◆ GIVEN INFORMATION
-- Opening Marker --
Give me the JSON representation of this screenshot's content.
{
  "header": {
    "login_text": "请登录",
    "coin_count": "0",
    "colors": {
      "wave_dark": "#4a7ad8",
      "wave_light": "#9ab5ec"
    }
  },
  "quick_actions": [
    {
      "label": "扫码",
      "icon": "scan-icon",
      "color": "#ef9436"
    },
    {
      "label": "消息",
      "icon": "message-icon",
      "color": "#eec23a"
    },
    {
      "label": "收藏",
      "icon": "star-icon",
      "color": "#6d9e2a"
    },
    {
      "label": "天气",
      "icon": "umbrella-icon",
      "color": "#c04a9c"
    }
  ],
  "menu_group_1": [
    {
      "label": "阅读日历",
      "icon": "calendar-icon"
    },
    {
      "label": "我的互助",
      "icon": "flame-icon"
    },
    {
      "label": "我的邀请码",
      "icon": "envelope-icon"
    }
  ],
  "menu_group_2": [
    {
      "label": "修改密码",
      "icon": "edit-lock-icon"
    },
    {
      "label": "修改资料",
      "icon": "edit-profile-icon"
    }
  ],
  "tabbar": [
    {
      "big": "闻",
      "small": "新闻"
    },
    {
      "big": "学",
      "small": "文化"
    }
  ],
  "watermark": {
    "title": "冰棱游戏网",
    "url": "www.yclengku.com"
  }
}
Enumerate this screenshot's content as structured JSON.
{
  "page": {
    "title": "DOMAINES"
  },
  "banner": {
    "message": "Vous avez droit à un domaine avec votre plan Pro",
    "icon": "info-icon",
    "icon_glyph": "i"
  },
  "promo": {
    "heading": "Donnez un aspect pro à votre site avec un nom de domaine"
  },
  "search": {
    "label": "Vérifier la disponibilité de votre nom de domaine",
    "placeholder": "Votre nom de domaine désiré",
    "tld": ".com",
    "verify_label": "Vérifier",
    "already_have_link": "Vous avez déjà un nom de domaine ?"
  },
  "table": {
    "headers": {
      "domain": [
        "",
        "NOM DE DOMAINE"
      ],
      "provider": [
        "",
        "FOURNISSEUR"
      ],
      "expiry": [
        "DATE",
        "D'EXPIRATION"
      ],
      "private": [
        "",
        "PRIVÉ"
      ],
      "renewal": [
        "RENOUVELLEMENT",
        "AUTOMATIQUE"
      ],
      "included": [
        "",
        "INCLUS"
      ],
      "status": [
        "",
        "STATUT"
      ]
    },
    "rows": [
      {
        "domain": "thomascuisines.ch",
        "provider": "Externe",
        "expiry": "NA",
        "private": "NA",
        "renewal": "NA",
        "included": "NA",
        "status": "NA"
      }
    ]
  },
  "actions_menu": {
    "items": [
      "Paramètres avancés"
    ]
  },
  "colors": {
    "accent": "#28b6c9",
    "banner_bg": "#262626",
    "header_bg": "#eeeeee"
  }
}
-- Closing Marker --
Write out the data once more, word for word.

◆ SOLVED PROBLEM
Give me the JSON representation of this screenshot's content.
{
  "header": {
    "login_text": "请登录",
    "coin_count": "0",
    "colors": {
      "wave_dark": "#4a7ad8",
      "wave_light": "#9ab5ec"
    }
  },
  "quick_actions": [
    {
      "label": "扫码",
      "icon": "scan-icon",
      "color": "#ef9436"
    },
    {
      "label": "消息",
      "icon": "message-icon",
      "color": "#eec23a"
    },
    {
      "label": "收藏",
      "icon": "star-icon",
      "color": "#6d9e2a"
    },
    {
      "label": "天气",
      "icon": "umbrella-icon",
      "color": "#c04a9c"
    }
  ],
  "menu_group_1": [
    {
      "label": "阅读日历",
      "icon": "calendar-icon"
    },
    {
      "label": "我的互助",
      "icon": "flame-icon"
    },
    {
      "label": "我的邀请码",
      "icon": "envelope-icon"
    }
  ],
  "menu_group_2": [
    {
      "label": "修改密码",
      "icon": "edit-lock-icon"
    },
    {
      "label": "修改资料",
      "icon": "edit-profile-icon"
    }
  ],
  "tabbar": [
    {
      "big": "闻",
      "small": "新闻"
    },
    {
      "big": "学",
      "small": "文化"
    }
  ],
  "watermark": {
    "title": "冰棱游戏网",
    "url": "www.yclengku.com"
  }
}
Enumerate this screenshot's content as structured JSON.
{
  "page": {
    "title": "DOMAINES"
  },
  "banner": {
    "message": "Vous avez droit à un domaine avec votre plan Pro",
    "icon": "info-icon",
    "icon_glyph": "i"
  },
  "promo": {
    "heading": "Donnez un aspect pro à votre site avec un nom de domaine"
  },
  "search": {
    "label": "Vérifier la disponibilité de votre nom de domaine",
    "placeholder": "Votre nom de domaine désiré",
    "tld": ".com",
    "verify_label": "Vérifier",
    "already_have_link": "Vous avez déjà un nom de domaine ?"
  },
  "table": {
    "headers": {
      "domain": [
        "",
        "NOM DE DOMAINE"
      ],
      "provider": [
        "",
        "FOURNISSEUR"
      ],
      "expiry": [
        "DATE",
        "D'EXPIRATION"
      ],
      "private": [
        "",
        "PRIVÉ"
      ],
      "renewal": [
        "RENOUVELLEMENT",
        "AUTOMATIQUE"
      ],
      "included": [
        "",
        "INCLUS"
      ],
      "status": [
        "",
        "STATUT"
      ]
    },
    "rows": [
      {
        "domain": "thomascuisines.ch",
        "provider": "Externe",
        "expiry": "NA",
        "private": "NA",
        "renewal": "NA",
        "included": "NA",
        "status": "NA"
      }
    ]
  },
  "actions_menu": {
    "items": [
      "Paramètres avancés"
    ]
  },
  "colors": {
    "accent": "#28b6c9",
    "banner_bg": "#262626",
    "header_bg": "#eeeeee"
  }
}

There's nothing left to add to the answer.